During the latter half of 2010, President Obama pledged to increase spending on efforts to sustain and modernize the U.S. nuclear weapons enterprise. Within a year, after Congress passed the Budget Control Act of 2011, these plans began to crumble. The mandated reductions in funding, along with escalating costs and complications with several of the programs, ignited a debate about the future of the U.S. nuclear arsenal.
As part of the Nuclear Crossroads Initiative, the Center for Global Security Research (CGSR) is pleased to host Amy F. Woolf from the Congressional Research Service to discuss how Congress participates in debates about U.S. nuclear weapons policy and in decisions about funding for U.S. nuclear weapons programs. Her talk will explain the difference between the authorization process and appropriations process, and highlight how this difference has affected support and funding for the DOE portion of the nuclear weapons budget over the years. It will also review the sources of information that Members and staff use when discussing nuclear weapons issues and describe how interest groups and advocates outside government have affected the debate. Finally, the talk will describe issues that Congress may address in the future, as it seeks to fund the U.S. nuclear weapons enterprise in an era of fiscal restraint.
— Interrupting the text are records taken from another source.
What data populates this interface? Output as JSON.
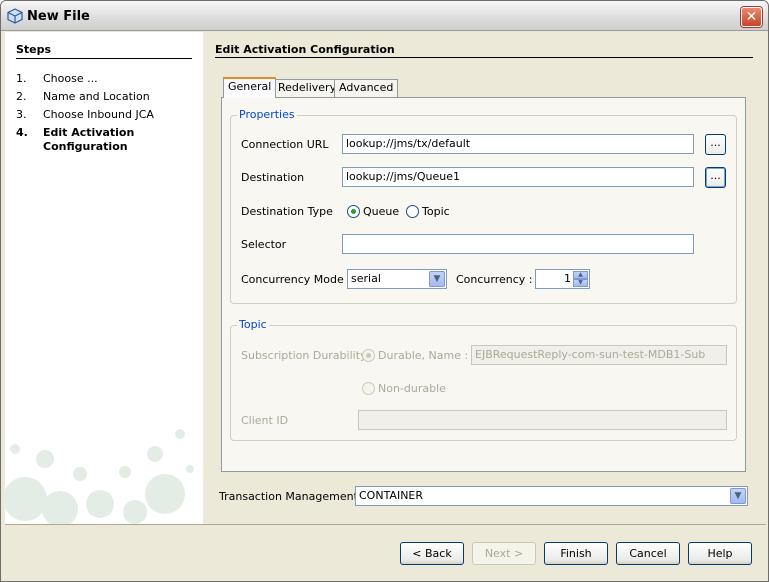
{
  "window": {
    "title": "New File",
    "close_glyph": "✕"
  },
  "steps": {
    "title": "Steps",
    "items": [
      {
        "num": "1.",
        "label": "Choose ..."
      },
      {
        "num": "2.",
        "label": "Name and Location"
      },
      {
        "num": "3.",
        "label": "Choose Inbound JCA"
      },
      {
        "num": "4.",
        "label": "Edit Activation",
        "label2": "Configuration"
      }
    ]
  },
  "page": {
    "title": "Edit Activation Configuration"
  },
  "tabs": [
    "General",
    "Redelivery",
    "Advanced"
  ],
  "properties": {
    "title": "Properties",
    "connection_url_label": "Connection URL",
    "connection_url_value": "lookup://jms/tx/default",
    "destination_label": "Destination",
    "destination_value": "lookup://jms/Queue1",
    "browse_label": "...",
    "destination_type_label": "Destination Type",
    "queue_label": "Queue",
    "topic_label": "Topic",
    "selector_label": "Selector",
    "selector_value": "",
    "concurrency_mode_label": "Concurrency Mode",
    "concurrency_mode_value": "serial",
    "concurrency_label": "Concurrency :",
    "concurrency_value": "1"
  },
  "topic": {
    "title": "Topic",
    "subscription_label": "Subscription Durability",
    "durable_label": "Durable, Name :",
    "durable_name_value": "EJBRequestReply-com-sun-test-MDB1-Sub",
    "nondurable_label": "Non-durable",
    "client_id_label": "Client ID",
    "client_id_value": ""
  },
  "transaction": {
    "label": "Transaction Management:",
    "value": "CONTAINER"
  },
  "buttons": {
    "back": "< Back",
    "next": "Next >",
    "finish": "Finish",
    "cancel": "Cancel",
    "help": "Help"
  },
  "colors": {
    "group_title": "#0046d5",
    "tab_accent": "#e68b2c"
  }
}
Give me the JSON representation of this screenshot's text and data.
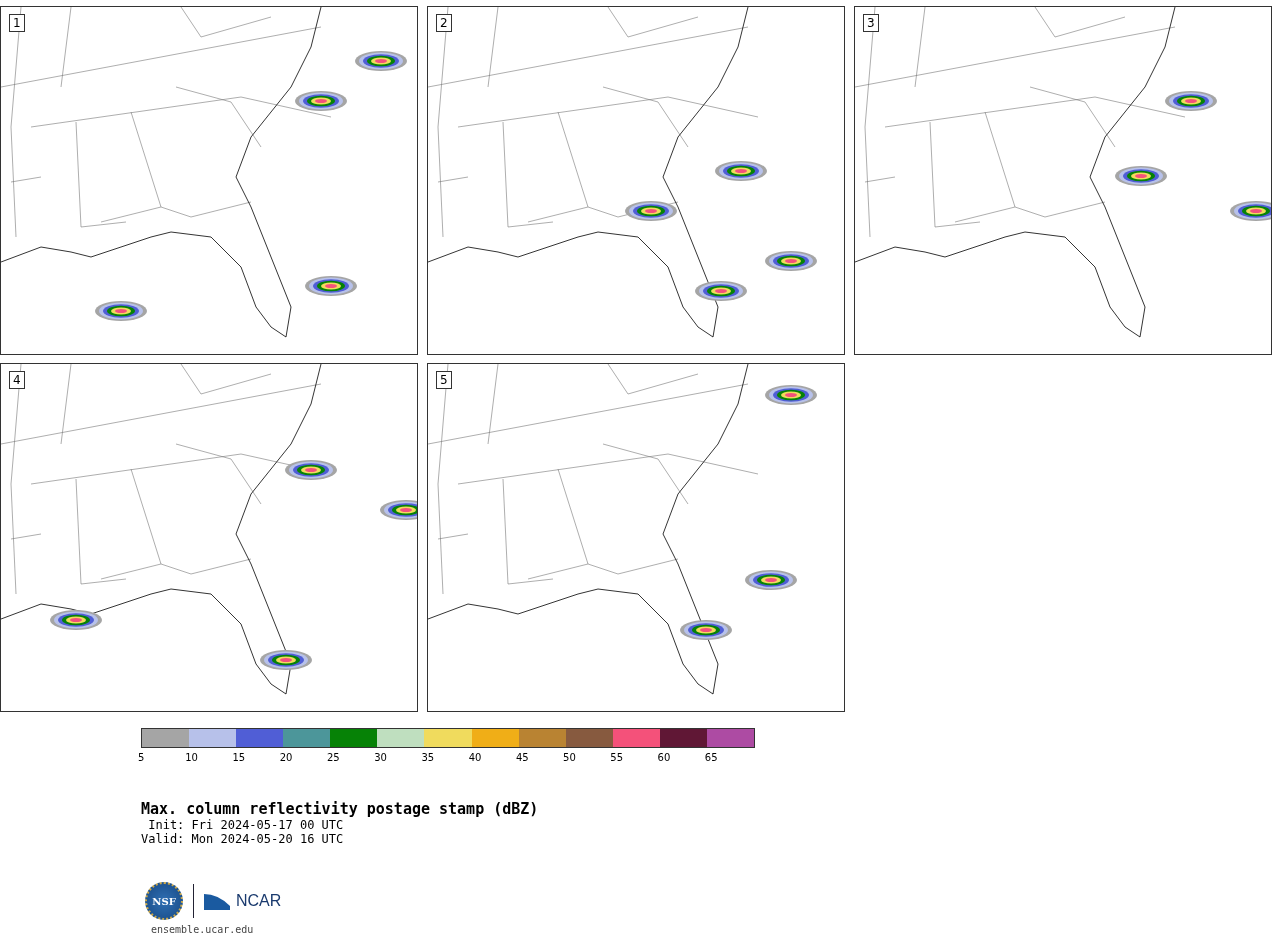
{
  "panels": [
    {
      "label": "1"
    },
    {
      "label": "2"
    },
    {
      "label": "3"
    },
    {
      "label": "4"
    },
    {
      "label": "5"
    }
  ],
  "colorbar": {
    "segments": [
      {
        "color": "#a5a5a5",
        "tick": "5"
      },
      {
        "color": "#b7c1ea",
        "tick": "10"
      },
      {
        "color": "#505ed6",
        "tick": "15"
      },
      {
        "color": "#4c969a",
        "tick": "20"
      },
      {
        "color": "#068206",
        "tick": "25"
      },
      {
        "color": "#bfdfbf",
        "tick": "30"
      },
      {
        "color": "#f0db5d",
        "tick": "35"
      },
      {
        "color": "#f0ae17",
        "tick": "40"
      },
      {
        "color": "#b98332",
        "tick": "45"
      },
      {
        "color": "#875a3f",
        "tick": "50"
      },
      {
        "color": "#f4517a",
        "tick": "55"
      },
      {
        "color": "#601735",
        "tick": "60"
      },
      {
        "color": "#ad4ba3",
        "tick": "65"
      }
    ]
  },
  "title": "Max. column reflectivity postage stamp (dBZ)",
  "init": " Init: Fri 2024-05-17 00 UTC",
  "valid": "Valid: Mon 2024-05-20 16 UTC",
  "logos": {
    "left": "NSF",
    "right": "NCAR"
  },
  "footer": "ensemble.ucar.edu"
}
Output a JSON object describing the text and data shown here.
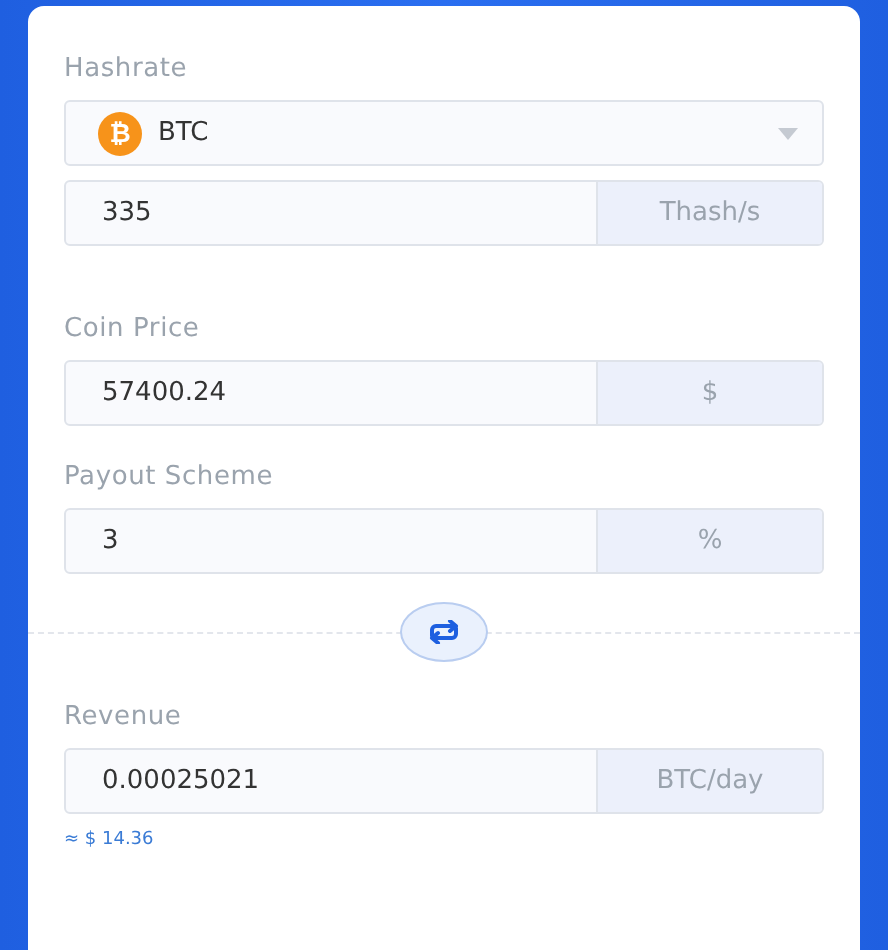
{
  "hashrate": {
    "label": "Hashrate",
    "coin": {
      "symbol": "₿",
      "name": "BTC"
    },
    "value": "335",
    "unit": "Thash/s"
  },
  "coin_price": {
    "label": "Coin Price",
    "value": "57400.24",
    "unit": "$"
  },
  "payout_scheme": {
    "label": "Payout Scheme",
    "value": "3",
    "unit": "%"
  },
  "revenue": {
    "label": "Revenue",
    "value": "0.00025021",
    "unit": "BTC/day",
    "approx": "≈ $ 14.36"
  }
}
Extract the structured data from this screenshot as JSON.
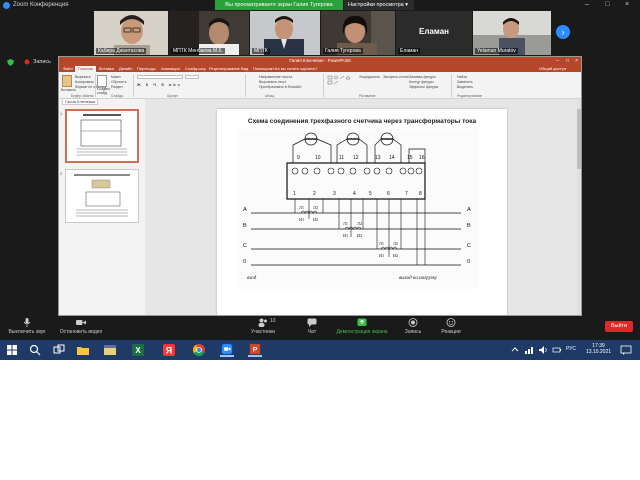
{
  "zoom": {
    "window_title": "Zoom Конференция",
    "share_banner": "Вы просматриваете экран Галия Тугерова",
    "view_options": "Настройки просмотра ▾",
    "win_controls": [
      "–",
      "□",
      "×"
    ]
  },
  "participants": [
    {
      "name": "Кабира Джантасова"
    },
    {
      "name": "МПТК Менбаева М.К."
    },
    {
      "name": "МПТК"
    },
    {
      "name": "Галия Тугерова"
    },
    {
      "name": "Еламан",
      "label_big": "Еламан"
    },
    {
      "name": "Yelaman Muratov"
    }
  ],
  "recording": {
    "label": "Запись"
  },
  "ppt": {
    "title": "Галия Ключевая - PowerPoint",
    "tabs": [
      "Файл",
      "Главная",
      "Вставка",
      "Дизайн",
      "Переходы",
      "Анимация",
      "Слайд-шоу",
      "Рецензирование",
      "Вид",
      "Помощник",
      "Что вы хотите сделать?"
    ],
    "active_tab_index": 1,
    "share_label": "Общий доступ",
    "ribbon": {
      "paste": "Вставить",
      "cut": "Вырезать",
      "copy": "Копировать",
      "format_painter": "Формат по образцу",
      "new_slide": "Создать слайд",
      "layout": "Макет",
      "reset": "Сбросить",
      "section": "Раздел",
      "groups": [
        "Буфер обмена",
        "Слайды",
        "Шрифт",
        "Абзац",
        "Рисование",
        "Редактирование"
      ],
      "find": "Найти",
      "replace": "Заменить",
      "select": "Выделить",
      "arrange": "Упорядочить",
      "quick_styles": "Экспресс-стили",
      "fill": "Заливка фигуры",
      "outline": "Контур фигуры",
      "effects": "Эффекты фигуры",
      "text_dir": "Направление текста",
      "align_text": "Выровнять текст",
      "smartart": "Преобразовать в SmartArt"
    },
    "thumbnail_pane_title": "Галия Ключевая",
    "slide_numbers": [
      "1",
      "2"
    ],
    "slide_title": "Схема соединения трехфазного счетчика через трансформаторы тока",
    "diagram": {
      "terminals": [
        "1",
        "2",
        "3",
        "4",
        "5",
        "6",
        "7",
        "8"
      ],
      "top_terminals": [
        "9",
        "10",
        "11",
        "12",
        "13",
        "14",
        "15",
        "16"
      ],
      "phase_labels": [
        "A",
        "B",
        "C",
        "0"
      ],
      "ct_labels": [
        "Л1",
        "Л2",
        "И1",
        "И2"
      ],
      "input_label": "вход",
      "output_label": "выход на нагрузку"
    }
  },
  "controls": {
    "mute": "Выключить звук",
    "video": "Остановить видео",
    "participants": "Участники",
    "participants_count": "10",
    "chat": "Чат",
    "share": "Демонстрация экрана",
    "record": "Запись",
    "reactions": "Реакции",
    "leave": "Выйти"
  },
  "taskbar": {
    "lang": "РУС",
    "time": "17:39",
    "date": "13.10.2021",
    "apps": [
      "start-icon",
      "search-icon",
      "task-view-icon",
      "file-explorer-icon",
      "excel-icon",
      "yandex-icon",
      "chrome-icon",
      "zoom-icon",
      "powerpoint-icon"
    ]
  },
  "colors": {
    "zoom_bg": "#1a1a1a",
    "share_green": "#2aa13a",
    "ppt_red": "#b7472a",
    "leave_red": "#e02828",
    "taskbar": "#1f3a66",
    "zoom_blue": "#2d8cff"
  }
}
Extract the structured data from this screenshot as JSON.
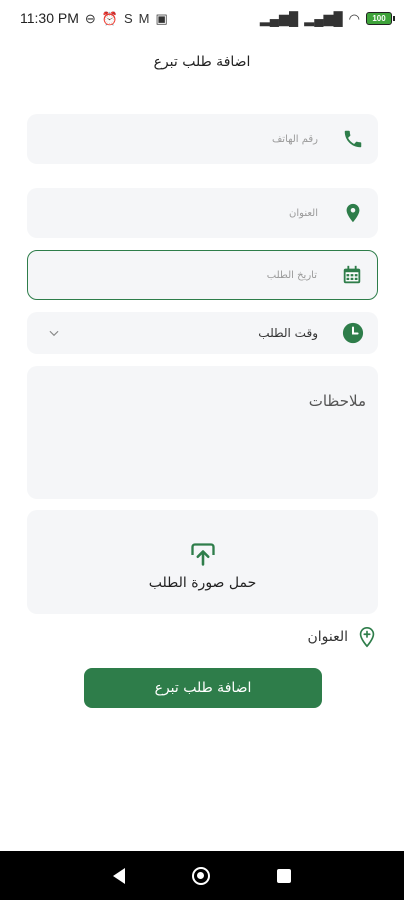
{
  "status_bar": {
    "time": "11:30 PM",
    "icons_left": [
      "dnd-icon",
      "alarm-icon",
      "sync-icon",
      "gmail-icon",
      "screen-icon"
    ],
    "battery": "100"
  },
  "page": {
    "title": "اضافة طلب تبرع"
  },
  "form": {
    "phone_placeholder": "رقم الهاتف",
    "address_placeholder": "العنوان",
    "date_placeholder": "تاريخ الطلب",
    "time_label": "وقت الطلب",
    "notes_label": "ملاحظات",
    "upload_label": "حمل صورة الطلب",
    "add_address_label": "العنوان",
    "submit_label": "اضافة طلب تبرع"
  },
  "colors": {
    "accent": "#2e7d4a",
    "field_bg": "#f5f6f8"
  }
}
Amy F. Woolf is a Specialist in Nuclear Weapons Policy in the Foreign Affairs, Defense, and Trade Division of the Congressional Research Service at the Library of Congress. She provides Congress with information, analysis, and support on issues related to U.S. and Russian nuclear forces and arms control. She has authored many studies and participated in numerous seminars on these issues, addressing such topics as nuclear weapons strategy and doctrine, nuclear force structure, strategic arms control and the U.S-Russian arms control agenda, ballistic missile defense policy, and issues related to nuclear weapons and threat reduction in the former Soviet Union. Ms. Woolf has spoken at numerous conferences and workshops, discussing issues such as Congressional views on arms control and ballistic missile defenses, cooperative threat reduction with Russia, and U.S. nuclear weapons policy. Ms. Woolf received a Masters in Public Policy from the Kennedy School of Government at Harvard University and a BA in Political Science from Stanford University.